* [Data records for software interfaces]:
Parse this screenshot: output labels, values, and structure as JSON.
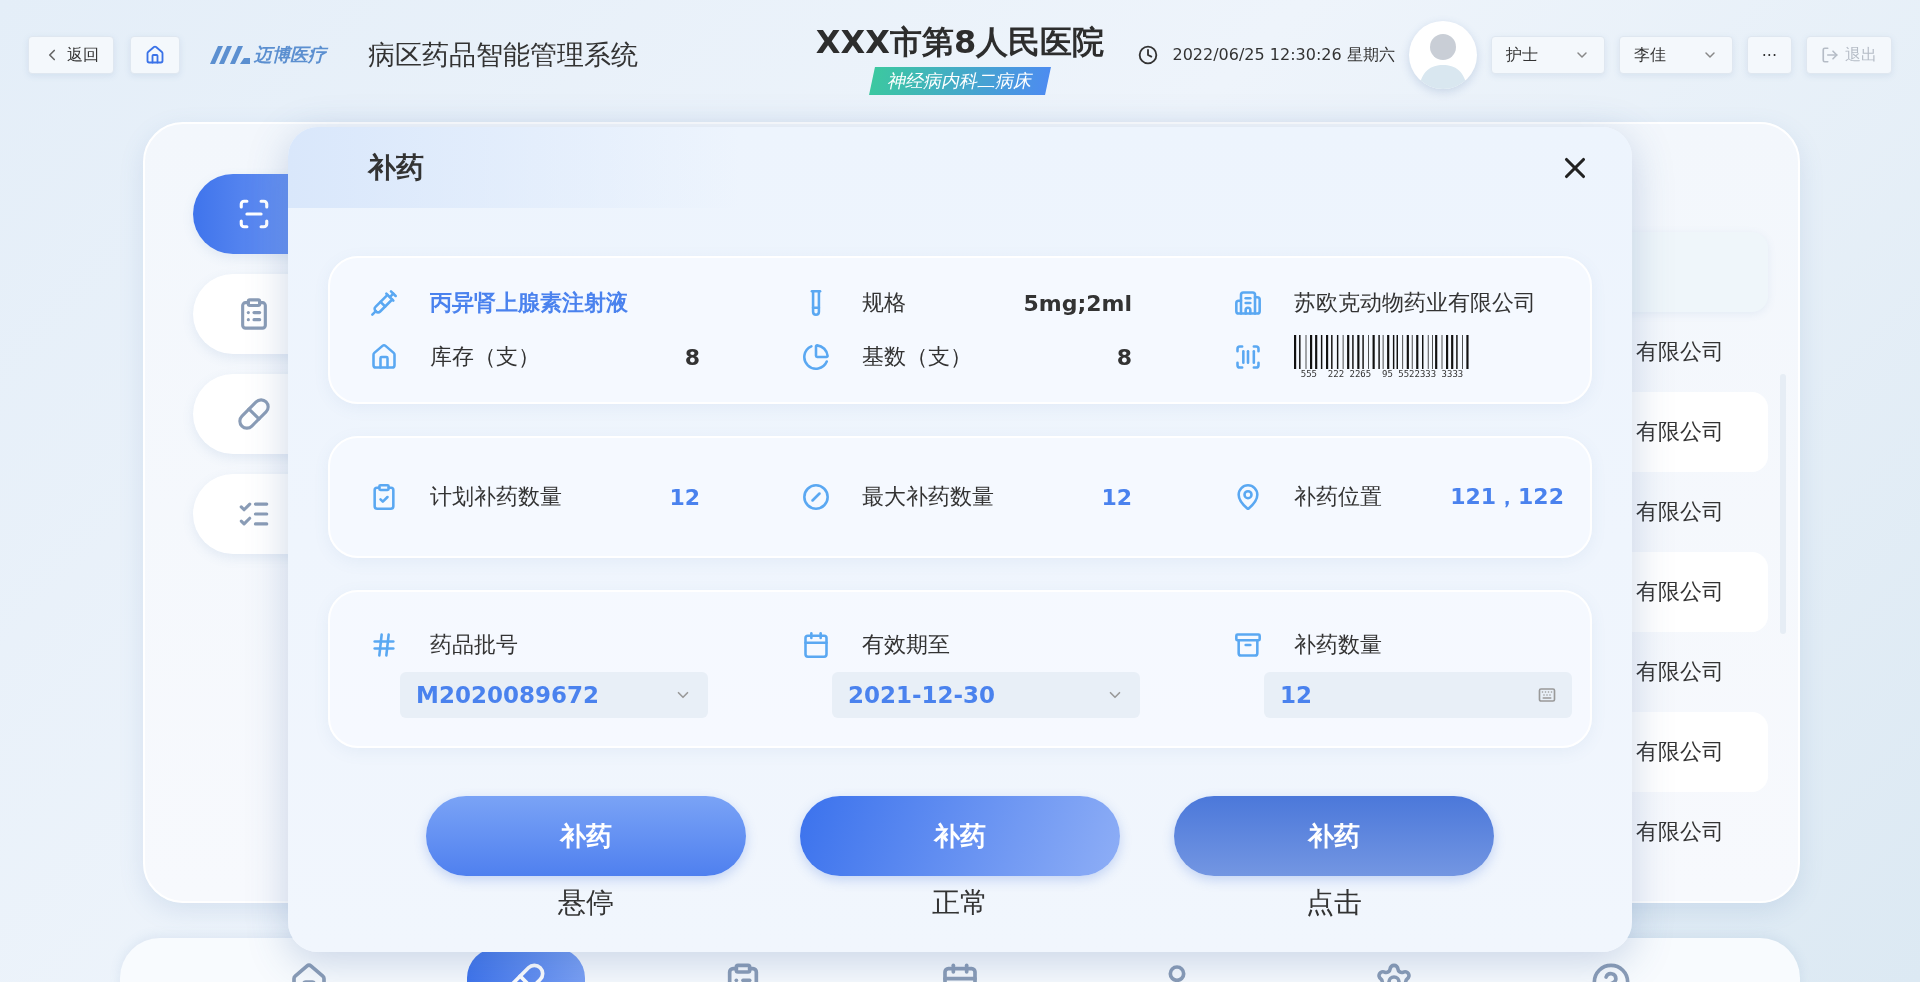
{
  "header": {
    "back": "返回",
    "logo": "迈博医疗",
    "system_title": "病区药品智能管理系统",
    "hospital": "XXX市第8人民医院",
    "ward": "神经病内科二病床",
    "datetime": "2022/06/25 12:30:26 星期六",
    "role": "护士",
    "user": "李佳",
    "more": "···",
    "logout": {
      "label": "退出",
      "disabled": true
    }
  },
  "sidebar": {
    "items": [
      {
        "kind": "scan",
        "selected": true
      },
      {
        "kind": "clipboard",
        "selected": false
      },
      {
        "kind": "pill",
        "selected": false
      },
      {
        "kind": "schedule",
        "selected": false
      }
    ]
  },
  "list": {
    "rows": [
      {
        "text": "有限公司"
      },
      {
        "text": "有限公司"
      },
      {
        "text": "有限公司"
      },
      {
        "text": "有限公司"
      },
      {
        "text": "有限公司"
      },
      {
        "text": "有限公司"
      },
      {
        "text": "有限公司"
      }
    ]
  },
  "dialog": {
    "title": "补药",
    "drug": {
      "name": "丙异肾上腺素注射液",
      "spec_label": "规格",
      "spec": "5mg;2ml",
      "manufacturer": "苏欧克动物药业有限公司",
      "stock_label": "库存（支）",
      "stock": "8",
      "base_label": "基数（支）",
      "base": "8",
      "barcode": "555  222 2265  95 5522333 3333"
    },
    "plan": [
      {
        "kind": "plan",
        "label": "计划补药数量",
        "value": "12"
      },
      {
        "kind": "max",
        "label": "最大补药数量",
        "value": "12"
      },
      {
        "kind": "location",
        "label": "补药位置",
        "value": "121，122"
      }
    ],
    "fields": [
      {
        "kind": "select",
        "label": "药品批号",
        "value": "M2020089672"
      },
      {
        "kind": "select",
        "label": "有效期至",
        "value": "2021-12-30"
      },
      {
        "kind": "keypad",
        "label": "补药数量",
        "value": "12"
      }
    ],
    "buttons": [
      {
        "label": "补药",
        "caption": "悬停",
        "kind": "hover"
      },
      {
        "label": "补药",
        "caption": "正常",
        "kind": "normal"
      },
      {
        "label": "补药",
        "caption": "点击",
        "kind": "pressed"
      }
    ]
  },
  "bottom_nav": {
    "items": [
      {
        "kind": "home",
        "selected": false
      },
      {
        "kind": "pill",
        "selected": true
      },
      {
        "kind": "list",
        "selected": false
      },
      {
        "kind": "calendar",
        "selected": false
      },
      {
        "kind": "user",
        "selected": false
      },
      {
        "kind": "settings",
        "selected": false
      },
      {
        "kind": "help",
        "selected": false
      }
    ]
  }
}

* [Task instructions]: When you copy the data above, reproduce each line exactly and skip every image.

* [Answer]:
Parse this screenshot: output labels, values, and structure as JSON.
{
  "header": {
    "back": "返回",
    "logo": "迈博医疗",
    "system_title": "病区药品智能管理系统",
    "hospital": "XXX市第8人民医院",
    "ward": "神经病内科二病床",
    "datetime": "2022/06/25 12:30:26 星期六",
    "role": "护士",
    "user": "李佳",
    "more": "···",
    "logout": {
      "label": "退出",
      "disabled": true
    }
  },
  "sidebar": {
    "items": [
      {
        "kind": "scan",
        "selected": true
      },
      {
        "kind": "clipboard",
        "selected": false
      },
      {
        "kind": "pill",
        "selected": false
      },
      {
        "kind": "schedule",
        "selected": false
      }
    ]
  },
  "list": {
    "rows": [
      {
        "text": "有限公司"
      },
      {
        "text": "有限公司"
      },
      {
        "text": "有限公司"
      },
      {
        "text": "有限公司"
      },
      {
        "text": "有限公司"
      },
      {
        "text": "有限公司"
      },
      {
        "text": "有限公司"
      }
    ]
  },
  "dialog": {
    "title": "补药",
    "drug": {
      "name": "丙异肾上腺素注射液",
      "spec_label": "规格",
      "spec": "5mg;2ml",
      "manufacturer": "苏欧克动物药业有限公司",
      "stock_label": "库存（支）",
      "stock": "8",
      "base_label": "基数（支）",
      "base": "8",
      "barcode": "555  222 2265  95 5522333 3333"
    },
    "plan": [
      {
        "kind": "plan",
        "label": "计划补药数量",
        "value": "12"
      },
      {
        "kind": "max",
        "label": "最大补药数量",
        "value": "12"
      },
      {
        "kind": "location",
        "label": "补药位置",
        "value": "121，122"
      }
    ],
    "fields": [
      {
        "kind": "select",
        "label": "药品批号",
        "value": "M2020089672"
      },
      {
        "kind": "select",
        "label": "有效期至",
        "value": "2021-12-30"
      },
      {
        "kind": "keypad",
        "label": "补药数量",
        "value": "12"
      }
    ],
    "buttons": [
      {
        "label": "补药",
        "caption": "悬停",
        "kind": "hover"
      },
      {
        "label": "补药",
        "caption": "正常",
        "kind": "normal"
      },
      {
        "label": "补药",
        "caption": "点击",
        "kind": "pressed"
      }
    ]
  },
  "bottom_nav": {
    "items": [
      {
        "kind": "home",
        "selected": false
      },
      {
        "kind": "pill",
        "selected": true
      },
      {
        "kind": "list",
        "selected": false
      },
      {
        "kind": "calendar",
        "selected": false
      },
      {
        "kind": "user",
        "selected": false
      },
      {
        "kind": "settings",
        "selected": false
      },
      {
        "kind": "help",
        "selected": false
      }
    ]
  }
}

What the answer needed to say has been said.